Task instructions
Your task is to repeat the lines below exactly, excluding any pictures they contain.

(The data Opens)

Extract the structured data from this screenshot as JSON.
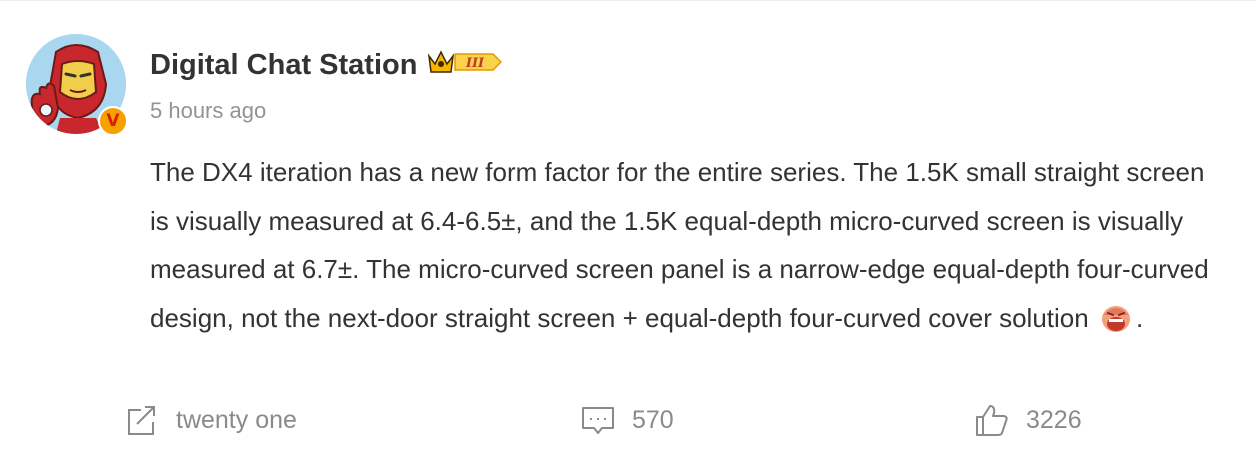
{
  "post": {
    "author": "Digital Chat Station",
    "rank_badge": "III",
    "time": "5 hours ago",
    "verified_badge": "V",
    "text_before_emoji": "The DX4 iteration has a new form factor for the entire series. The 1.5K small straight screen is visually measured at 6.4-6.5±, and the 1.5K equal-depth micro-curved screen is visually measured at 6.7±. The micro-curved screen panel is a narrow-edge equal-depth four-curved design, not the next-door straight screen + equal-depth four-curved cover solution",
    "text_after_emoji": "."
  },
  "actions": {
    "share_label": "twenty one",
    "comment_count": "570",
    "like_count": "3226"
  },
  "icons": {
    "share": "share-icon",
    "comment": "comment-icon",
    "like": "thumbs-up-icon",
    "emoji": "laughing-emoji-icon",
    "rank": "crown-rank-icon"
  },
  "colors": {
    "text": "#333333",
    "muted": "#8a8a8a",
    "timestamp": "#939393",
    "verified_badge": "#f5a100",
    "rank_badge": "#f7b500"
  }
}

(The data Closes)

Solution to the problem
Extract the structured data from this screenshot as JSON.
{
  "post": {
    "author": "Digital Chat Station",
    "rank_badge": "III",
    "time": "5 hours ago",
    "verified_badge": "V",
    "text_before_emoji": "The DX4 iteration has a new form factor for the entire series. The 1.5K small straight screen is visually measured at 6.4-6.5±, and the 1.5K equal-depth micro-curved screen is visually measured at 6.7±. The micro-curved screen panel is a narrow-edge equal-depth four-curved design, not the next-door straight screen + equal-depth four-curved cover solution",
    "text_after_emoji": "."
  },
  "actions": {
    "share_label": "twenty one",
    "comment_count": "570",
    "like_count": "3226"
  },
  "icons": {
    "share": "share-icon",
    "comment": "comment-icon",
    "like": "thumbs-up-icon",
    "emoji": "laughing-emoji-icon",
    "rank": "crown-rank-icon"
  },
  "colors": {
    "text": "#333333",
    "muted": "#8a8a8a",
    "timestamp": "#939393",
    "verified_badge": "#f5a100",
    "rank_badge": "#f7b500"
  }
}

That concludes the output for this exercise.